Table 1. Spin echo time τ N S E and values of the intermediate scattering function ( I ( τ N S E ) /error) for all measured temperatures ( 12.1 T 34.2  K). The data from RESEDA covers spin-echo times in the range 0 < τ N S E < 1 ns (roman font). The data from J-NSE extends the spin-echo times to approximately 10 ns (slanted font). The data overlap between approximately 0.1 ns and 1 ns.
τ NSE (ns) I ( τ NSE ) 12.1 KError τ NSE (ns) I ( τ NSE ) 14.5 KError τ NSE (ns) I ( τ NSE ) 19.4 KError
0.004091.022760.060060.004091.057680.059380.004090.986860.05903
0.006021.008780.059350.006021.093780.060670.006021.066220.06179
0.008130.965910.057910.008131.014850.057810.008130.959920.05795
0.011450.928340.05380.011450.922720.051970.011450.825030.05063
0.016170.917360.055040.016170.973860.055130.016170.888920.05423
0.022530.939790.054840.022530.880350.051090.022530.799330.05037
0.031810.914830.056150.031810.906110.054060.031810.772390.05158
0.044650.858360.054490.044650.883780.05360.044650.745210.05102
0.062790.977550.062120.062790.954680.059390.062790.717070.05341
0.088880.874470.059820.088880.879170.05820.088880.720440.05503
0.125480.926910.063010.125480.908040.060250.125480.74050.05691
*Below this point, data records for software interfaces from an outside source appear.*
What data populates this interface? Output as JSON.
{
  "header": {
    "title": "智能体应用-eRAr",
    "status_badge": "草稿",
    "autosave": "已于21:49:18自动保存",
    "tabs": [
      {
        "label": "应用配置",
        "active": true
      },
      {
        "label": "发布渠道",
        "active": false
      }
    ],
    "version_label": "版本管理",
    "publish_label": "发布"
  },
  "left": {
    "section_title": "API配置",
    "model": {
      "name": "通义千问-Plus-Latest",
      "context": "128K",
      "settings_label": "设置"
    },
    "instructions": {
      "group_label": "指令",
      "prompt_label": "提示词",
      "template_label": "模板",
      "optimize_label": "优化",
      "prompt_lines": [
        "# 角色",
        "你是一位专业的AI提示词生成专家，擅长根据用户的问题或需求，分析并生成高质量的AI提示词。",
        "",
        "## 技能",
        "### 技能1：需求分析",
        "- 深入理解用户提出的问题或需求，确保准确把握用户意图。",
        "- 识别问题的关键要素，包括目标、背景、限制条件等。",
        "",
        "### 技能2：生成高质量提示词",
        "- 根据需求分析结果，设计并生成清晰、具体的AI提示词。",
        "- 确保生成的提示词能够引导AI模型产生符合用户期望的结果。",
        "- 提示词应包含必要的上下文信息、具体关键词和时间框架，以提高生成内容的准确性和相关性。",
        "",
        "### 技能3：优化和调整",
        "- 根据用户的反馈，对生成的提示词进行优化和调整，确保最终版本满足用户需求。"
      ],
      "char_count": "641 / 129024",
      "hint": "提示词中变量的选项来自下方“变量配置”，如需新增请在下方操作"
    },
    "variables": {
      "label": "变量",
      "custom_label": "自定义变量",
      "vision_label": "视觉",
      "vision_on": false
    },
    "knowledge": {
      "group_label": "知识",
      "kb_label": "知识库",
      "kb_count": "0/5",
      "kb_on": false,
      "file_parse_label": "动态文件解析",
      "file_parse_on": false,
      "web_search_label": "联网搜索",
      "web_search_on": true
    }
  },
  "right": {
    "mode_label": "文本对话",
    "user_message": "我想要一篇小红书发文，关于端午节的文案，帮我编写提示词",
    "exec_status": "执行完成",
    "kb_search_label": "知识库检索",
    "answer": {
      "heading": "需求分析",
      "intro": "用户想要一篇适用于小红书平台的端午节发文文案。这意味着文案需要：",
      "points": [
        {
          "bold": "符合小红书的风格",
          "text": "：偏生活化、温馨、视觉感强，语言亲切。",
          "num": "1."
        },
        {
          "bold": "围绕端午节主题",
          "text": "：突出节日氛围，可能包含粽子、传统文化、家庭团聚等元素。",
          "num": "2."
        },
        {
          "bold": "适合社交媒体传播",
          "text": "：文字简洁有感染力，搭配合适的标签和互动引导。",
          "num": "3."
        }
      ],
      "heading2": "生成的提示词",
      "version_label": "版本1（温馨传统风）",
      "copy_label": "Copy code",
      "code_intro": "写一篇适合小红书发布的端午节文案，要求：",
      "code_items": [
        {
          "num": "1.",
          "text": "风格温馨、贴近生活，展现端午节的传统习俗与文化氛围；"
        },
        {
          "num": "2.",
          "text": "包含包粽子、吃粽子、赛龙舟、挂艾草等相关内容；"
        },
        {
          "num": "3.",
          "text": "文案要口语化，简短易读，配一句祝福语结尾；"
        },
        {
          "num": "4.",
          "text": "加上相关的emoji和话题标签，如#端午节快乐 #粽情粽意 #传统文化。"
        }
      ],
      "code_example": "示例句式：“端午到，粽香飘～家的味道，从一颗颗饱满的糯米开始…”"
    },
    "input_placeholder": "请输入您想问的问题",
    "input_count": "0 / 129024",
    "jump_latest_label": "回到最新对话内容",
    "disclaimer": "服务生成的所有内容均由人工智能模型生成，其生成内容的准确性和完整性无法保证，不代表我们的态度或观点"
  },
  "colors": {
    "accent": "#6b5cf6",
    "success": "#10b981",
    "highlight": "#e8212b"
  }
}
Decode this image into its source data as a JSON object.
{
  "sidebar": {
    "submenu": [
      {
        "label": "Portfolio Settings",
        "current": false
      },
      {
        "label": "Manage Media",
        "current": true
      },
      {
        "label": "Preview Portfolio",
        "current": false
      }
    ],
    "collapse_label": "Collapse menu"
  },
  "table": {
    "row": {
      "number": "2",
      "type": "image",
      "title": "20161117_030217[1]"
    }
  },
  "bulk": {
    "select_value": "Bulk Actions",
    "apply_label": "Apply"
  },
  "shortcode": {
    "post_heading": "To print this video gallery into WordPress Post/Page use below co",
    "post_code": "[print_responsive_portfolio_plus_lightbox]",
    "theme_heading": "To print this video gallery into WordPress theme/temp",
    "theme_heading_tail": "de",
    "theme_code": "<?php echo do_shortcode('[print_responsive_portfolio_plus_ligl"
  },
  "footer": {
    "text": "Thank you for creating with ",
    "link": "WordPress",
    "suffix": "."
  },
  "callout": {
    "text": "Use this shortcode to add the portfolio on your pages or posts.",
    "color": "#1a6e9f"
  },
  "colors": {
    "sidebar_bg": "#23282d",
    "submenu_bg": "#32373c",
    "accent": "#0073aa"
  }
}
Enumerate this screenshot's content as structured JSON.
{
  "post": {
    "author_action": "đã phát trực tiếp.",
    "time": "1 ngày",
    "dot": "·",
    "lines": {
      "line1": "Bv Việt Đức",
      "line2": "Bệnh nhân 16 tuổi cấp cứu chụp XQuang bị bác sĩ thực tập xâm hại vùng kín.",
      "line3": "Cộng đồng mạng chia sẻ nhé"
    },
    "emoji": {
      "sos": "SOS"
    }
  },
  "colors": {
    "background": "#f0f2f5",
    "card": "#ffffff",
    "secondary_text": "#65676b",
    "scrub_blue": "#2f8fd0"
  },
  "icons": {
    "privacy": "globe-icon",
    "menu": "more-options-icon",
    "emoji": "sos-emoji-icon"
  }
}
0.177240.786530.058430.177240.766870.055730.177240.58120.05268
0.197320.876470.064220.197320.906130.06290.197320.631190.05613
0.261990.937920.066470.261990.845590.060810.261990.669250.05729
0.364920.83350.05520.364920.847180.053690.364920.625480.04892
0.515950.891250.058690.515950.84010.054970.515950.528640.048
0.717520.850230.073960.717520.797490.069270.717520.551690.06368
1.013910.797110.070741.013910.738490.066051.013910.540460.06272
0.025290.925780.02170.025430.918050.02341
0.049780.908930.021730.049890.908670.02357
0.09980.925810.021240.10030.86050.02246
0.199720.87520.019410.199450.747760.0202
0.398540.862280.018450.399760.718850.0191
0.798390.836650.017530.798880.666140.01803
1.598160.77780.014951.598940.649250.01571
3.198550.78610.015593.197470.643140.0161
6.397740.761030.015946.398560.591640.01658
9.99850.705180.020489.998480.554660.0217
0.005261.097540.066670.005250.967710.06170.004091.011640.06198
0.007541.038170.067880.007651.009280.067150.006020.884420.05747
0.010790.991850.067570.010820.926480.065230.008130.895170.05781
0.015120.889660.062780.015080.881010.062660.011450.738060.04983
0.021250.802960.058520.021250.663940.053820.016170.611880.04774
0.030020.855920.064670.029870.590780.055160.022530.496920.04387
0.042160.674080.058840.042170.604370.05670.031810.449480.04482
0.059650.80160.067670.059550.579110.059970.044650.423740.04469
0.084040.583130.060820.083940.508440.058990.062790.364840.04685
0.118730.600050.067820.118720.47260.064160.088880.289660.04716
0.168030.571630.082670.167710.424790.07780.125480.255180.04778
0.191880.607910.091130.191790.370190.08290.177240.274020.04849
0.254980.506250.074130.254860.360840.070050.197320.211120.05007
0.3550.561780.065610.354830.308820.0590.261990.140180.04911
0.502150.515150.073450.501910.223450.066440.364920.17090.04189
0.701430.493820.100950.701090.413140.099010.515950.191550.04417
0.99110.412380.098010.990620.284690.094880.717520.196390.05956
0.099930.628050.023970.025340.752250.028961.013910.187470.05861
0.200280.610870.022420.049130.664120.028830.025330.582920.03211
0.399780.482470.020870.098420.587330.027620.050430.569450.03201
0.799250.494320.020030.199070.437240.025420.099760.388650.03089
1.598640.445970.017320.400460.459930.024170.198930.340340.02876
3.198160.400690.017670.799440.35290.022840.399570.299770.02729
6.39740.413920.018231.598590.340770.019930.799080.22580.02593
9.998790.312630.023973.198250.340150.020461.598630.219290.02263
6.398510.368290.021183.198270.233210.0233
9.998840.291780.028056.39910.212450.02436
9.998460.287990.03217

© 2018 by the authors. Licensee MDPI, Basel, Switzerland. This article is an open access article distributed under the terms and conditions of the Creative Commons Attribution (CC BY) license (http://creativecommons.org/licenses/by/4.0/).
Back to TopTop